▸ Task instructions: Lines with the word "ABUSE" in them are the ones to copy from the records.

▸ Data records for software interfaces:
┌──

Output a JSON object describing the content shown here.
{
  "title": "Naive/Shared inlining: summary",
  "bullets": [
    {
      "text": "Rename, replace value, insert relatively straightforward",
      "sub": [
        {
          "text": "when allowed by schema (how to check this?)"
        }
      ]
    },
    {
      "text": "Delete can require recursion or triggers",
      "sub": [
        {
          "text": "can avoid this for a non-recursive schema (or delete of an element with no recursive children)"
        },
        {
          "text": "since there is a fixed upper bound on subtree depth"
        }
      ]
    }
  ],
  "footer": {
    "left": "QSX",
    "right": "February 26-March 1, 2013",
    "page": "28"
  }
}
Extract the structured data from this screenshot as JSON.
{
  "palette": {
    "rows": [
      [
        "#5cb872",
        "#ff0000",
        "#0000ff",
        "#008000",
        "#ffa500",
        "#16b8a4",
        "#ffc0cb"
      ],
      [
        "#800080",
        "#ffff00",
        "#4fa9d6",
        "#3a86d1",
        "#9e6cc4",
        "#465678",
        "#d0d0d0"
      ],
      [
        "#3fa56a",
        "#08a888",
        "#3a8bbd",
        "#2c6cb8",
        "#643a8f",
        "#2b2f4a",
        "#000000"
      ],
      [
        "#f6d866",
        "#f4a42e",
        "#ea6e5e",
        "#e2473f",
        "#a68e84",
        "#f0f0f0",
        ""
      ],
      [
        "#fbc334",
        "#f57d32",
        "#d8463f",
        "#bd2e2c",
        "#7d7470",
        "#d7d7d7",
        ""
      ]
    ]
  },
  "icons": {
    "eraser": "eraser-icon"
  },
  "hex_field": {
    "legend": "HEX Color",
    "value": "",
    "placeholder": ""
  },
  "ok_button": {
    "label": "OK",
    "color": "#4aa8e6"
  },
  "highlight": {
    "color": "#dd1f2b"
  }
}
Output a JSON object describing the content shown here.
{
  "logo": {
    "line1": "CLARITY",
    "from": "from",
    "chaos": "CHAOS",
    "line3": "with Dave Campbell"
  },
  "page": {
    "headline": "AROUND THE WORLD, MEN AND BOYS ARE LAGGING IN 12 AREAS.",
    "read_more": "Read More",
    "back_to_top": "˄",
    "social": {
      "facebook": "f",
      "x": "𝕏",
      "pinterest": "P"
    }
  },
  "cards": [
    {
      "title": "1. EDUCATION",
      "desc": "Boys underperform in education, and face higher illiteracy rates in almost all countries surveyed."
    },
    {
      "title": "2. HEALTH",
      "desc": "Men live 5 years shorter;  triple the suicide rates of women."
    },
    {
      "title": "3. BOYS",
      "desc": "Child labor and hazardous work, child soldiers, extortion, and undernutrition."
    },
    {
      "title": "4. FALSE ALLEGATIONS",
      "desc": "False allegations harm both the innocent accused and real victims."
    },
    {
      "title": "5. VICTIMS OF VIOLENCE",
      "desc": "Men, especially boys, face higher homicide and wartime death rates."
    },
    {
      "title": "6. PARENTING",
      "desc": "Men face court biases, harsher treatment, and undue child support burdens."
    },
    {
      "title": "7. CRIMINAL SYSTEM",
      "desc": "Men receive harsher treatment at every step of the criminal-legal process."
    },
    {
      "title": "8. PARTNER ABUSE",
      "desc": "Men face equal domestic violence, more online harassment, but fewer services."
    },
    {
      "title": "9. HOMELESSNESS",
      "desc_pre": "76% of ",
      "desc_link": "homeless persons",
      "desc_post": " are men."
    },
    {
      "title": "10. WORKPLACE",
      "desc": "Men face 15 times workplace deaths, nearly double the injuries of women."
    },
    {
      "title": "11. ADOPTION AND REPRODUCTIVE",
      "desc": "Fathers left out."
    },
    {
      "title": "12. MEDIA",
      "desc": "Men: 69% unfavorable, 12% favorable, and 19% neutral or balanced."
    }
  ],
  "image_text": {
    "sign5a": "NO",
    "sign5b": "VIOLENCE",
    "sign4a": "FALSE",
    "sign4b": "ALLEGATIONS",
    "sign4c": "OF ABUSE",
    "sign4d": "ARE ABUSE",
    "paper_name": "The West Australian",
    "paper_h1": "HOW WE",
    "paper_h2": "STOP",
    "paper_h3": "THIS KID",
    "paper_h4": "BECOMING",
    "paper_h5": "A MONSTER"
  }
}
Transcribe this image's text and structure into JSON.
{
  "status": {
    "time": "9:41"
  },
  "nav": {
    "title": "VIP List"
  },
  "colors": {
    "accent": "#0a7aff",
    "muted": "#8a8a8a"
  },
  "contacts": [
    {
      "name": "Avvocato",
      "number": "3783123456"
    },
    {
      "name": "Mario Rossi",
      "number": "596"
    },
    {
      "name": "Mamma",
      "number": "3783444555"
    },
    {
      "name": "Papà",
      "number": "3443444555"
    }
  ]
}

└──

▸ Answer for the task:
      "title": "8. PARTNER ABUSE",
    "sign4c": "OF ABUSE",
    "sign4d": "ARE ABUSE",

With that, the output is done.